There’s something for everyone in writer/director Marc Price’s 2018 independent action comedy, Nightshooters.
The film has a bevy of bad guys, a whole camera crew of protagonists, an entire abandoned building and the tropes of at least three or four genres. When the film works, it really works, but the overly long film also suffers from trying to over-deliver on everything, leading to an exhausting final result.
The UK film has an intriguing premise: an independent film crew shooting a low budget zombie film is wrapping up production in an abandoned high rise scheduled for demolition the next morning. Most of the film’s first act is dedicated to introducing the film crew and establishing their working relationship, which includes dickish and demanding director Marshall (Adam McNab), capable Canadian DP Jen (Kaitlyn Riordan), hands-off sound guy O’Hara (Nicholas Aaron), put upon PA Kim (Mica Proctor), make-up and FX mastermind Ellie (Rosanna Hoult), drunk star Harper (Doug Allen) and his stunt double, Donnie (Jean-Paul Ly).
The inciting incident occurs when Jen inadvertently records local demolition businessman and low-rent mobster Tarker (Richard Sandling) executing a man in the adjacent building. As Tarker and his seemingly limitless arsenal of bland thugs and hired assassins storm the building, the film crew is forced to go into battle mode in order to survive the night.
Alas many of these opening character-driven scenes wind up feeling like padding after the action begins. Few of the protagonists are memorable and their relationships with each other don’t play significantly into the plot (outside of the rare instances when someone is killed). While the attempt to develop these characters is admirable, the reality is that Nightshooters is far more interested in its action setpieces, which makes many of these beats feel superfluous and unnecessarily contributes to the film’s overly lengthy 1 hour and 45 minute runtime.

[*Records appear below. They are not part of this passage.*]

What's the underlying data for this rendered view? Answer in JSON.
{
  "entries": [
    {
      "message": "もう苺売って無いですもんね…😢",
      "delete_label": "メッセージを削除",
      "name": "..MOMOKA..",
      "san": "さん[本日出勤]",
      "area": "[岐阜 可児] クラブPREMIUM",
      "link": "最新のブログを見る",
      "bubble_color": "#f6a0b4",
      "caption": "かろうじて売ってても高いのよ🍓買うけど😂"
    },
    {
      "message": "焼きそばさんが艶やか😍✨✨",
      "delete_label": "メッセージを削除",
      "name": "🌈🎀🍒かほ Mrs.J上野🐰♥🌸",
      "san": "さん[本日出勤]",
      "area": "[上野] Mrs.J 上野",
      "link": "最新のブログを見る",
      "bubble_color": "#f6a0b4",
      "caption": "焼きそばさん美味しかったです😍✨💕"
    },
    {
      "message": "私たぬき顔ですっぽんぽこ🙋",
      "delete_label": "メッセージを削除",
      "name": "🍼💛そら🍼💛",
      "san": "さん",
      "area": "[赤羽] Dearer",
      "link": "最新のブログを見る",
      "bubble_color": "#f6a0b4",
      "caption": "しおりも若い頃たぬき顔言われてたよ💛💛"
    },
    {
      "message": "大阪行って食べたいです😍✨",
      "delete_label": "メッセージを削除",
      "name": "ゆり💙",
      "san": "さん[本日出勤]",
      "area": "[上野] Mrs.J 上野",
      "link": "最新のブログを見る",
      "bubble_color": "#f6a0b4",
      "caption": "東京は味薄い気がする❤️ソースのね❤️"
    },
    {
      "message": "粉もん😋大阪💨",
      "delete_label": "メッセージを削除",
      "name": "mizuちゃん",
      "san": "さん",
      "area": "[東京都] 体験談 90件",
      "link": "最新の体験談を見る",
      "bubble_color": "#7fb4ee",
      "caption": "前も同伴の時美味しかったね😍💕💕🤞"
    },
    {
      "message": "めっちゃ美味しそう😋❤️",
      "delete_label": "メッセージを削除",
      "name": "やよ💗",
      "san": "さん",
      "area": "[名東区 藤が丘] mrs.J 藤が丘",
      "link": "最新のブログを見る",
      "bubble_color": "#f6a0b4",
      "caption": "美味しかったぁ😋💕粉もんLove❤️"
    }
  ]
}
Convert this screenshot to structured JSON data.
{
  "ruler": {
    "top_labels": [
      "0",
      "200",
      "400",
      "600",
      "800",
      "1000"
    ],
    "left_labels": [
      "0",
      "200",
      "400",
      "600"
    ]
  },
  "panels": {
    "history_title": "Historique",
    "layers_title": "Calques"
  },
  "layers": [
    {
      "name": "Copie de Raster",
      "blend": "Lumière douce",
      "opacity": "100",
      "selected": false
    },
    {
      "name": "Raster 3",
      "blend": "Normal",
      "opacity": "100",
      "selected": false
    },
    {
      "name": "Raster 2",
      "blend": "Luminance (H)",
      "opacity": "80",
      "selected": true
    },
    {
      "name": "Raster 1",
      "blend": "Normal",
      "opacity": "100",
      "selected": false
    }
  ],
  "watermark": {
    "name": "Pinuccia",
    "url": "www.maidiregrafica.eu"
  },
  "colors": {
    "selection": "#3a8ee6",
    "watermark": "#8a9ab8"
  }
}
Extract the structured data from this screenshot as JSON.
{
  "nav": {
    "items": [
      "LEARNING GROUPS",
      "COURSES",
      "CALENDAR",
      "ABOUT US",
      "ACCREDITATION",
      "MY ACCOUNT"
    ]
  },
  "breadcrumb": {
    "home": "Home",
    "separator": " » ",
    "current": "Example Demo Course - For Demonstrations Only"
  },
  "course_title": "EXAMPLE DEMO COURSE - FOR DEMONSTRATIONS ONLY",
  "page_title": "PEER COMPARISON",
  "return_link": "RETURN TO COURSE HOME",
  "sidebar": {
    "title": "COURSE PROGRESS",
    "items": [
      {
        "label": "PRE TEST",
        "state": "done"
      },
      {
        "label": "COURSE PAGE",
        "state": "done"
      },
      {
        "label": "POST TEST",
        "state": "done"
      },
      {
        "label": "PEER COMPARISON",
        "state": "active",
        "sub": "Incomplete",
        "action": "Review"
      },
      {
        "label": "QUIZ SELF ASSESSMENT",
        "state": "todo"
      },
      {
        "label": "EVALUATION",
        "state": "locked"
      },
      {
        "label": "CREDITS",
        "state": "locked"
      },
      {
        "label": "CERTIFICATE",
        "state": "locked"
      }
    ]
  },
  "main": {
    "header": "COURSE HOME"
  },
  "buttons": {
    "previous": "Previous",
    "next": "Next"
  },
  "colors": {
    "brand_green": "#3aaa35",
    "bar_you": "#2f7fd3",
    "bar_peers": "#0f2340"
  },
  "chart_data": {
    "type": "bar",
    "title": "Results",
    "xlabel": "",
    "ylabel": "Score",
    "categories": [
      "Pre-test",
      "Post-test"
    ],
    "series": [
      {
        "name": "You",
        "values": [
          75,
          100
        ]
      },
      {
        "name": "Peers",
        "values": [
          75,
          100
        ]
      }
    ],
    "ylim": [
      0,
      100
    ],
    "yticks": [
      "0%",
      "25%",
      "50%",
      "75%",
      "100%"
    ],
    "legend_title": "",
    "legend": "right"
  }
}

There’s also a lack of specificity that often makes time and location unclear. There’s a natural ticking clock aspect built into Nightshooters‘ premise in that both groups have until sunrise to wrap up their business before the building will be destroyed. Alas Price’s screenplay rarely elaborates on what time it is, or how long is left before sunrise, which is a small but vital overlooked detail.
The same issue applies to the lack of geography. Because the building is empty, nearly every floor looks the same, which becomes an issue when characters try to hide. Nearly all of the floors, rooms and stairwells appear identical so it’s frequently unclear where anyone is in proximity to everyone else. Nightshooters is a low-budget independent film stretching its production budget so it’s an understandable limitation, but the generic setting and lack of set dressing is a drawback.
Where Nightshooters excels is in the action department, particularly its hand to hand combat scenes. Ly is the film’s secret weapon and stand-out; he has no less than three epic fight sequences, all of which are on-par with the best action to come out of Hollywood in recent years (a none-too-subtle John Wick name-drop by a character is apt). This is where Price’s direction and editing, as well as the film’s stunt team, shine.
Nightshooters works best when it leans into its more outrageous elements: many of the bad guy deaths are hilarious, gory or both and it is exceedingly fun to watch the protagonists cleverly use their film production knowledge to survive and fight back (cue the exploding squibs, microphones to locate villains and even a corrosive make-up cocktail).
Admittedly some of Price’s attempts to balance explosive action, gross-out comedy gags and more serious moments don’t always work. The tone is far dicier when the film plays it serious (typically when the film crew is put in danger, injured or even killed). When it is delivering straightforward action comedy without trying to create legitimate stakes, however, Nightshooters is often thrilling.
Overall, Nightshooters is a fun, frequently exciting action comedy that works best when it leans into its outrageous premise. At 1 hour 45 minutes, the film definitely overstays its welcome and there are uneven tonal issues throughout, but the fight scenes alone are worth the price of admission. 3/5
Nightshooters played at the 2021 Toronto After Dark Film Festival